Reproduce the data shown below exactly.

-------- DATASET --------

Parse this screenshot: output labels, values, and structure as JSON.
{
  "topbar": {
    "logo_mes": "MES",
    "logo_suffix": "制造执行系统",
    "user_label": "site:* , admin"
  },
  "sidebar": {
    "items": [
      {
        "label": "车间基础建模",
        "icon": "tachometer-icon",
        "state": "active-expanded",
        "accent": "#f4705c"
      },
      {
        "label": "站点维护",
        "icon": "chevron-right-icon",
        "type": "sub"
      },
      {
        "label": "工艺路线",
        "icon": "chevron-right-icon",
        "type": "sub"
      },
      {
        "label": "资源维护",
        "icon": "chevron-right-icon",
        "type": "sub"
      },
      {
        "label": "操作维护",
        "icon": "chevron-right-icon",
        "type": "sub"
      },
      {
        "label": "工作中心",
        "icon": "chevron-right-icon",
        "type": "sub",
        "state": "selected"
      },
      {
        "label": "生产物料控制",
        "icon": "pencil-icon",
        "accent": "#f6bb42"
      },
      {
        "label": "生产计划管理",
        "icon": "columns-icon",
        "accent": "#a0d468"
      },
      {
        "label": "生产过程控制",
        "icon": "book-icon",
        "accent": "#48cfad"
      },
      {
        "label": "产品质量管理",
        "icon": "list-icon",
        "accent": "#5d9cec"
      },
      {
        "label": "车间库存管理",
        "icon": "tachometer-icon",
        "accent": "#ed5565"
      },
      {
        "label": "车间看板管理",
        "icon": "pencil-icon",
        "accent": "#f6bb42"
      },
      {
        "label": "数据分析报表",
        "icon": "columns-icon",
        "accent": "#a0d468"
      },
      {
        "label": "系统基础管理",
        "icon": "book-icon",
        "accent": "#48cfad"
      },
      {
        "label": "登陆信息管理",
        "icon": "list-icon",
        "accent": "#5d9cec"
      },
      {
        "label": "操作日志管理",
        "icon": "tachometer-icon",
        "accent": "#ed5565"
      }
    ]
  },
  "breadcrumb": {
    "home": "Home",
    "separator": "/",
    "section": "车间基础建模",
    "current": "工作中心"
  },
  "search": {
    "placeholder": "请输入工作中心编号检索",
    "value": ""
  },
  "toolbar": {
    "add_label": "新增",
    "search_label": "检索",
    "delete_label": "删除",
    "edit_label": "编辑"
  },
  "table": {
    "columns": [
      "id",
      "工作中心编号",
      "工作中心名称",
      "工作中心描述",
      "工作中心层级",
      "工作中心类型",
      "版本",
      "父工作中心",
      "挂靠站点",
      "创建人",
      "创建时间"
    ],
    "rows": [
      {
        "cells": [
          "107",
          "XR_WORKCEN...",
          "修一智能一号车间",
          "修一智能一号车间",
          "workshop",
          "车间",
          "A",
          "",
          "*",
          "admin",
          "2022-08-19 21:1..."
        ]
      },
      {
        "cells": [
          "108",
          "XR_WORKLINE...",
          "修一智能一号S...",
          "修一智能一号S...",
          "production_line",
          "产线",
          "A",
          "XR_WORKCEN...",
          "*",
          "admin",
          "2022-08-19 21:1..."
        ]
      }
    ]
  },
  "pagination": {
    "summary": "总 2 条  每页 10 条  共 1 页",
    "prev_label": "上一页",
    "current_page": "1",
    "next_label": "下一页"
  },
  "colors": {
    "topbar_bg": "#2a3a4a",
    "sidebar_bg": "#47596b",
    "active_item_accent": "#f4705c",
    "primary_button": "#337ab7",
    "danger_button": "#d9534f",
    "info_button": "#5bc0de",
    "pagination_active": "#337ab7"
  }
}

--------

§ TASK OUTPUT
Parse this screenshot: output labels, values, and structure as JSON.
{
  "topbar": {
    "logo_mes": "MES",
    "logo_suffix": "制造执行系统",
    "user_label": "site:* , admin"
  },
  "sidebar": {
    "items": [
      {
        "label": "车间基础建模",
        "icon": "tachometer-icon",
        "state": "active-expanded",
        "accent": "#f4705c"
      },
      {
        "label": "站点维护",
        "icon": "chevron-right-icon",
        "type": "sub"
      },
      {
        "label": "工艺路线",
        "icon": "chevron-right-icon",
        "type": "sub"
      },
      {
        "label": "资源维护",
        "icon": "chevron-right-icon",
        "type": "sub"
      },
      {
        "label": "操作维护",
        "icon": "chevron-right-icon",
        "type": "sub"
      },
      {
        "label": "工作中心",
        "icon": "chevron-right-icon",
        "type": "sub",
        "state": "selected"
      },
      {
        "label": "生产物料控制",
        "icon": "pencil-icon",
        "accent": "#f6bb42"
      },
      {
        "label": "生产计划管理",
        "icon": "columns-icon",
        "accent": "#a0d468"
      },
      {
        "label": "生产过程控制",
        "icon": "book-icon",
        "accent": "#48cfad"
      },
      {
        "label": "产品质量管理",
        "icon": "list-icon",
        "accent": "#5d9cec"
      },
      {
        "label": "车间库存管理",
        "icon": "tachometer-icon",
        "accent": "#ed5565"
      },
      {
        "label": "车间看板管理",
        "icon": "pencil-icon",
        "accent": "#f6bb42"
      },
      {
        "label": "数据分析报表",
        "icon": "columns-icon",
        "accent": "#a0d468"
      },
      {
        "label": "系统基础管理",
        "icon": "book-icon",
        "accent": "#48cfad"
      },
      {
        "label": "登陆信息管理",
        "icon": "list-icon",
        "accent": "#5d9cec"
      },
      {
        "label": "操作日志管理",
        "icon": "tachometer-icon",
        "accent": "#ed5565"
      }
    ]
  },
  "breadcrumb": {
    "home": "Home",
    "separator": "/",
    "section": "车间基础建模",
    "current": "工作中心"
  },
  "search": {
    "placeholder": "请输入工作中心编号检索",
    "value": ""
  },
  "toolbar": {
    "add_label": "新增",
    "search_label": "检索",
    "delete_label": "删除",
    "edit_label": "编辑"
  },
  "table": {
    "columns": [
      "id",
      "工作中心编号",
      "工作中心名称",
      "工作中心描述",
      "工作中心层级",
      "工作中心类型",
      "版本",
      "父工作中心",
      "挂靠站点",
      "创建人",
      "创建时间"
    ],
    "rows": [
      {
        "cells": [
          "107",
          "XR_WORKCEN...",
          "修一智能一号车间",
          "修一智能一号车间",
          "workshop",
          "车间",
          "A",
          "",
          "*",
          "admin",
          "2022-08-19 21:1..."
        ]
      },
      {
        "cells": [
          "108",
          "XR_WORKLINE...",
          "修一智能一号S...",
          "修一智能一号S...",
          "production_line",
          "产线",
          "A",
          "XR_WORKCEN...",
          "*",
          "admin",
          "2022-08-19 21:1..."
        ]
      }
    ]
  },
  "pagination": {
    "summary": "总 2 条  每页 10 条  共 1 页",
    "prev_label": "上一页",
    "current_page": "1",
    "next_label": "下一页"
  },
  "colors": {
    "topbar_bg": "#2a3a4a",
    "sidebar_bg": "#47596b",
    "active_item_accent": "#f4705c",
    "primary_button": "#337ab7",
    "danger_button": "#d9534f",
    "info_button": "#5bc0de",
    "pagination_active": "#337ab7"
  }
}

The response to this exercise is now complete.